Data excerpts ::
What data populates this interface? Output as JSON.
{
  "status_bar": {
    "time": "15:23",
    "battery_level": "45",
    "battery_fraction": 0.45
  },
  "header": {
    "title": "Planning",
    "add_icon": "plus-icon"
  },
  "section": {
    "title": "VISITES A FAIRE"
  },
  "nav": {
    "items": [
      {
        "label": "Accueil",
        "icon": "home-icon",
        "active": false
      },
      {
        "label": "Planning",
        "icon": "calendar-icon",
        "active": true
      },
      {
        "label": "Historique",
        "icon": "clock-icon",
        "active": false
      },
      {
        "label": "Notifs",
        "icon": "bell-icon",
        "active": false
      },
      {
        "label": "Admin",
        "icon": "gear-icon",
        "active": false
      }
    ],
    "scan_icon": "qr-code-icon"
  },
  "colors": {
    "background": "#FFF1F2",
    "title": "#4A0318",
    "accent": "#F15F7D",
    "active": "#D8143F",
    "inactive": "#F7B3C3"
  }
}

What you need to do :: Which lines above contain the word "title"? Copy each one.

Exercise response ::
    "title": "Planning",
    "title": "VISITES A FAIRE"
    "title": "#4A0318",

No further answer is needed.